...and ready to paint

The undersides of the chips have been painted.

I applied several coats of paint using different colors of paint. For the final coat, I mixed bits of a grass-like material into the paint to add some texture. One batch is finished.

And a second batch is all done, for a total of 62 chips.

This pile of sun-dried cow chips, stacked outside the soddy, should keep the home fires burning for a few days!

Another obvious necessity of daily life, of course, is food. Ruby and Will are growing their own vegetables, and wild fruit can be found in the thickets of plum trees and sand cherry bushes scattered across the plains. Will hunts for rabbits, prairie chickens, and pheasant, and on two occasions has brought home an elk, sharing the meat with his neighbors. He learned that a fine tradition has been established among the homesteaders. Although no one can tell him for sure how the tradition originated, it dictates that he display the elk antlers on his property, perhaps beside his soddy or even in easy view on the roof. Women make use of the antlers to lay out the weekly wash to dry, and children often use the stacks of antlers as their playground. Even though Will doesn't have a large stack of antlers, as do some of his neighbors, he has proudly placed them near the soddy, in sight of any passing traveler.

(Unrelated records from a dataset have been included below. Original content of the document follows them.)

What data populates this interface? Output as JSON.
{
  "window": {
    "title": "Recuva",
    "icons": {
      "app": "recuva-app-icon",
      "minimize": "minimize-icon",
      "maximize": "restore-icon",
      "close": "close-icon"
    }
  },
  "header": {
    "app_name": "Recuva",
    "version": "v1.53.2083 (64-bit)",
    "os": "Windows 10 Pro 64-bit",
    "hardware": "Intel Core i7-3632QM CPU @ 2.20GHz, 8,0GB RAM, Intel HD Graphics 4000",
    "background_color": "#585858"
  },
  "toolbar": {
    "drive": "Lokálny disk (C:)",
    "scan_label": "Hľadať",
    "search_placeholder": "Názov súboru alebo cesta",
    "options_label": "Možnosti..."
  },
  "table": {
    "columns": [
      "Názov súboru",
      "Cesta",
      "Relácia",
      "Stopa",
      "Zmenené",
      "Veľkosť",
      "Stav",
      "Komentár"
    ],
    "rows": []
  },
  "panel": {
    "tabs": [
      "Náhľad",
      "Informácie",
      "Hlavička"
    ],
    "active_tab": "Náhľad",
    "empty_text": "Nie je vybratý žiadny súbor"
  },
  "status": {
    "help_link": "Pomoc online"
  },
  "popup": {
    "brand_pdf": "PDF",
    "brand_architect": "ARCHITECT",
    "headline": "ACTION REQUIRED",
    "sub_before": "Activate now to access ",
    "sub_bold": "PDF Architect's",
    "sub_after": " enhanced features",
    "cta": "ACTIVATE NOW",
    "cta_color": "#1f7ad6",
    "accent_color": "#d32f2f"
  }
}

After long and careful thought and numerous mind changes, I decided that pipe cleaners would be my best choice for antler material.

I cut the pipe cleaners into pieces about 3" lengths - or shorter - and wrapped them snugly with floral stem tape.

By twisting the long and short lengths together, I achieved a very rough depiction of antlers.

I wrapped more floral stem tape around the twists and joins, stabilizing with glue. After the glue dried, I applied several coats of clear matte nail polish, trying to achieve a bone-like finish.

For a finishing touch, I added some taupe paint to reduce the whiteness of the "bone."

Now Will can display his hunting prowess in keeping with the prairie tradition.


I have to share these photos of the cactus plants on the soddy's roof. I had dug up the pieces of cacti on our Sandhills property, snipped off the tiniest bits, sliced off the ends, trimmed the thorns, dried them, sprayed with a dried-flower preservative, and glued them firmly onto the styrofoam "sod blocks" on the soddy roof, where the pieces nest in the "prairie grass" of roasted corn silk. And, as you can see, after ALL THAT, these tiny bits of cacti are still putting out new growth! How do they do that? Where will it end?

SO - work proceeds on the soddy's exterior landscaping, making use of the natural prairie that extends almost to the front door. Speaking of doors, I keep forgetting to build that front door! What must Ruby and Will think of my laxity? I think a door must surely be the NEXT THING to happen! I hope you'll stop in for my next post and see whether my prediction comes true.